Listed entries section start
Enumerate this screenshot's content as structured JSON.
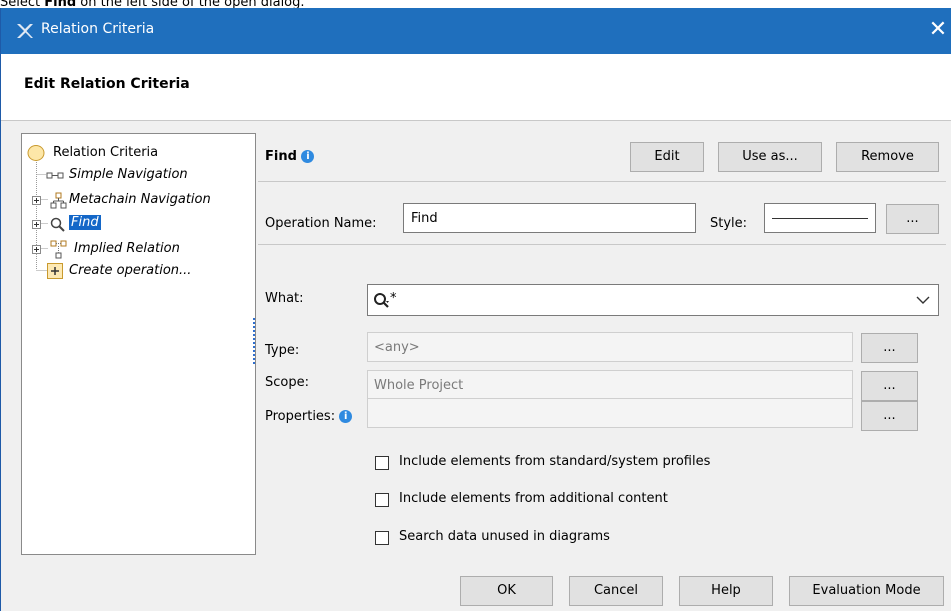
{
  "caption": {
    "prefix": "Select ",
    "bold": "Find",
    "suffix": " on the left side of the open dialog."
  },
  "window": {
    "title": "Relation Criteria",
    "close": "✕"
  },
  "header": {
    "title": "Edit Relation Criteria"
  },
  "tree": {
    "root": "Relation Criteria",
    "items": [
      {
        "label": "Simple Navigation"
      },
      {
        "label": "Metachain Navigation"
      },
      {
        "label": "Find"
      },
      {
        "label": "Implied Relation"
      },
      {
        "label": "Create operation..."
      }
    ]
  },
  "panel": {
    "title": "Find",
    "buttons": {
      "edit": "Edit",
      "use_as": "Use as...",
      "remove": "Remove"
    },
    "operation_name_label": "Operation Name:",
    "operation_name_value": "Find",
    "style_label": "Style:",
    "style_button": "...",
    "what_label": "What:",
    "what_value": "*",
    "type_label": "Type:",
    "type_value": "<any>",
    "scope_label": "Scope:",
    "scope_value": "Whole Project",
    "properties_label": "Properties:",
    "properties_value": "",
    "dots": "...",
    "checkboxes": [
      {
        "label": "Include elements from standard/system profiles",
        "checked": false
      },
      {
        "label": "Include elements from additional content",
        "checked": false
      },
      {
        "label": "Search data unused in diagrams",
        "checked": false
      }
    ]
  },
  "footer": {
    "ok": "OK",
    "cancel": "Cancel",
    "help": "Help",
    "evaluation": "Evaluation Mode"
  },
  "colors": {
    "titlebar": "#1f6fbd",
    "selection": "#1467c8",
    "info": "#2f8ae0"
  }
}
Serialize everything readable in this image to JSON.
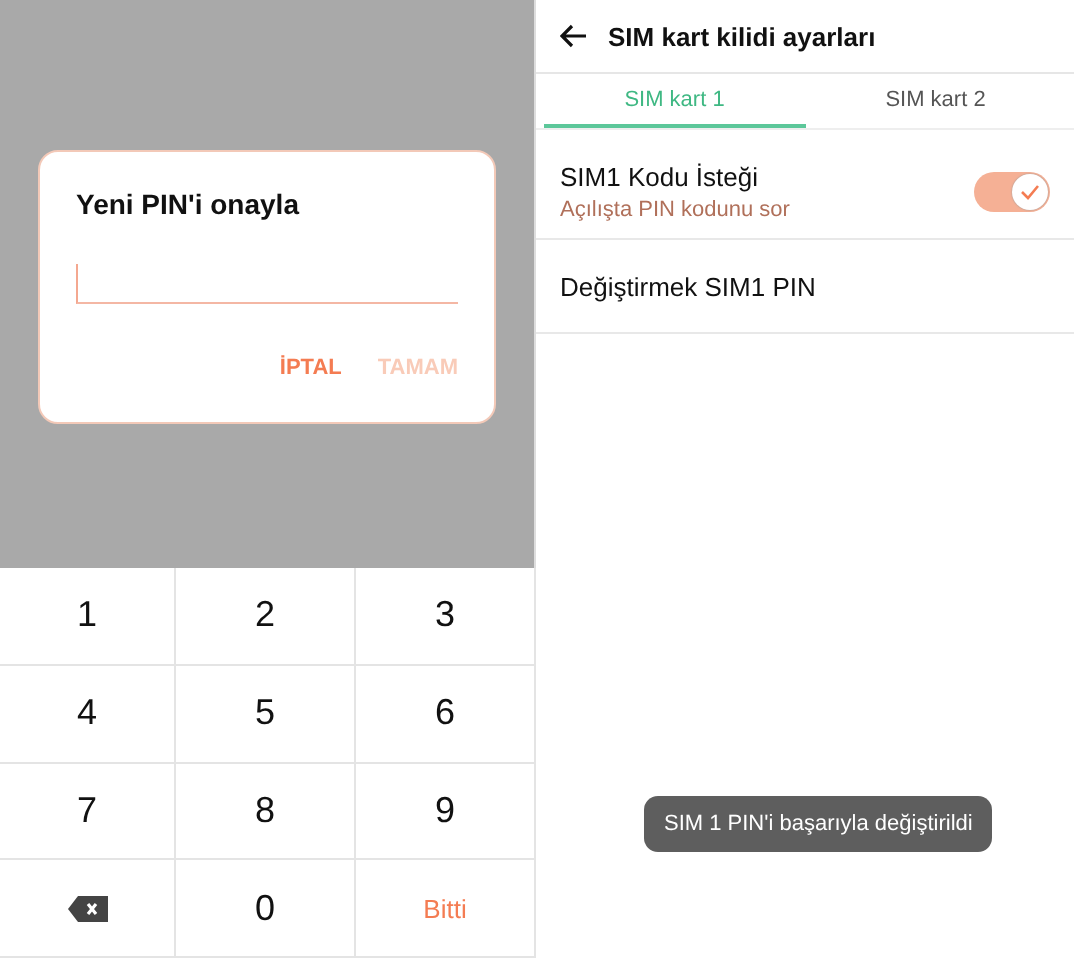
{
  "pin_dialog": {
    "title": "Yeni PIN'i onayla",
    "buttons": [
      {
        "label": "İPTAL",
        "disabled": false
      },
      {
        "label": "TAMAM",
        "disabled": true
      }
    ]
  },
  "keypad": {
    "keys": [
      {
        "kind": "digit",
        "label": "1"
      },
      {
        "kind": "digit",
        "label": "2"
      },
      {
        "kind": "digit",
        "label": "3"
      },
      {
        "kind": "digit",
        "label": "4"
      },
      {
        "kind": "digit",
        "label": "5"
      },
      {
        "kind": "digit",
        "label": "6"
      },
      {
        "kind": "digit",
        "label": "7"
      },
      {
        "kind": "digit",
        "label": "8"
      },
      {
        "kind": "digit",
        "label": "9"
      },
      {
        "kind": "backspace"
      },
      {
        "kind": "digit",
        "label": "0"
      },
      {
        "kind": "done",
        "label": "Bitti"
      }
    ]
  },
  "settings": {
    "title": "SIM kart kilidi ayarları",
    "tabs": [
      {
        "label": "SIM kart 1",
        "selected": true
      },
      {
        "label": "SIM kart 2",
        "selected": false
      }
    ],
    "rows": [
      {
        "kind": "toggle",
        "title": "SIM1 Kodu İsteği",
        "subtitle": "Açılışta PIN kodunu sor",
        "on": true
      },
      {
        "kind": "link",
        "title": "Değiştirmek SIM1 PIN"
      }
    ]
  },
  "toast": {
    "text": "SIM 1 PIN'i başarıyla değiştirildi"
  }
}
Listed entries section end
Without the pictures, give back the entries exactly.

Solution below -
Enumerate this screenshot's content as structured JSON.
{
  "caption": {
    "prefix": "Select ",
    "bold": "Find",
    "suffix": " on the left side of the open dialog."
  },
  "window": {
    "title": "Relation Criteria",
    "close": "✕"
  },
  "header": {
    "title": "Edit Relation Criteria"
  },
  "tree": {
    "root": "Relation Criteria",
    "items": [
      {
        "label": "Simple Navigation"
      },
      {
        "label": "Metachain Navigation"
      },
      {
        "label": "Find"
      },
      {
        "label": "Implied Relation"
      },
      {
        "label": "Create operation..."
      }
    ]
  },
  "panel": {
    "title": "Find",
    "buttons": {
      "edit": "Edit",
      "use_as": "Use as...",
      "remove": "Remove"
    },
    "operation_name_label": "Operation Name:",
    "operation_name_value": "Find",
    "style_label": "Style:",
    "style_button": "...",
    "what_label": "What:",
    "what_value": "*",
    "type_label": "Type:",
    "type_value": "<any>",
    "scope_label": "Scope:",
    "scope_value": "Whole Project",
    "properties_label": "Properties:",
    "properties_value": "",
    "dots": "...",
    "checkboxes": [
      {
        "label": "Include elements from standard/system profiles",
        "checked": false
      },
      {
        "label": "Include elements from additional content",
        "checked": false
      },
      {
        "label": "Search data unused in diagrams",
        "checked": false
      }
    ]
  },
  "footer": {
    "ok": "OK",
    "cancel": "Cancel",
    "help": "Help",
    "evaluation": "Evaluation Mode"
  },
  "colors": {
    "titlebar": "#1f6fbd",
    "selection": "#1467c8",
    "info": "#2f8ae0"
  }
}
Serialize everything readable in this image to JSON.
{
  "pin_dialog": {
    "title": "Yeni PIN'i onayla",
    "buttons": [
      {
        "label": "İPTAL",
        "disabled": false
      },
      {
        "label": "TAMAM",
        "disabled": true
      }
    ]
  },
  "keypad": {
    "keys": [
      {
        "kind": "digit",
        "label": "1"
      },
      {
        "kind": "digit",
        "label": "2"
      },
      {
        "kind": "digit",
        "label": "3"
      },
      {
        "kind": "digit",
        "label": "4"
      },
      {
        "kind": "digit",
        "label": "5"
      },
      {
        "kind": "digit",
        "label": "6"
      },
      {
        "kind": "digit",
        "label": "7"
      },
      {
        "kind": "digit",
        "label": "8"
      },
      {
        "kind": "digit",
        "label": "9"
      },
      {
        "kind": "backspace"
      },
      {
        "kind": "digit",
        "label": "0"
      },
      {
        "kind": "done",
        "label": "Bitti"
      }
    ]
  },
  "settings": {
    "title": "SIM kart kilidi ayarları",
    "tabs": [
      {
        "label": "SIM kart 1",
        "selected": true
      },
      {
        "label": "SIM kart 2",
        "selected": false
      }
    ],
    "rows": [
      {
        "kind": "toggle",
        "title": "SIM1 Kodu İsteği",
        "subtitle": "Açılışta PIN kodunu sor",
        "on": true
      },
      {
        "kind": "link",
        "title": "Değiştirmek SIM1 PIN"
      }
    ]
  },
  "toast": {
    "text": "SIM 1 PIN'i başarıyla değiştirildi"
  }
}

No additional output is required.